**Dataset**
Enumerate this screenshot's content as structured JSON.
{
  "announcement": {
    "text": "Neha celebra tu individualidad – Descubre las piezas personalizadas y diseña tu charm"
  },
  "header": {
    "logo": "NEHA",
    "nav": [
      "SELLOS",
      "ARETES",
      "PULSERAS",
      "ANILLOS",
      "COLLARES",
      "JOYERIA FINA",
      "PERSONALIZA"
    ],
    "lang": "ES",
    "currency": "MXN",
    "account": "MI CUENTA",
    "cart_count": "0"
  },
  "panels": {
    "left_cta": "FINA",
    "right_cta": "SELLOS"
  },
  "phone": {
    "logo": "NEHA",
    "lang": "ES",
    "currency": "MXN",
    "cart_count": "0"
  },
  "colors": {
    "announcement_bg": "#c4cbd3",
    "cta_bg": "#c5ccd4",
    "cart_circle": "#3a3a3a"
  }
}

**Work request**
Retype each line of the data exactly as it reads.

**Exercise solution**
Enumerate this screenshot's content as structured JSON.
{
  "announcement": {
    "text": "Neha celebra tu individualidad – Descubre las piezas personalizadas y diseña tu charm"
  },
  "header": {
    "logo": "NEHA",
    "nav": [
      "SELLOS",
      "ARETES",
      "PULSERAS",
      "ANILLOS",
      "COLLARES",
      "JOYERIA FINA",
      "PERSONALIZA"
    ],
    "lang": "ES",
    "currency": "MXN",
    "account": "MI CUENTA",
    "cart_count": "0"
  },
  "panels": {
    "left_cta": "FINA",
    "right_cta": "SELLOS"
  },
  "phone": {
    "logo": "NEHA",
    "lang": "ES",
    "currency": "MXN",
    "cart_count": "0"
  },
  "colors": {
    "announcement_bg": "#c4cbd3",
    "cta_bg": "#c5ccd4",
    "cart_circle": "#3a3a3a"
  }
}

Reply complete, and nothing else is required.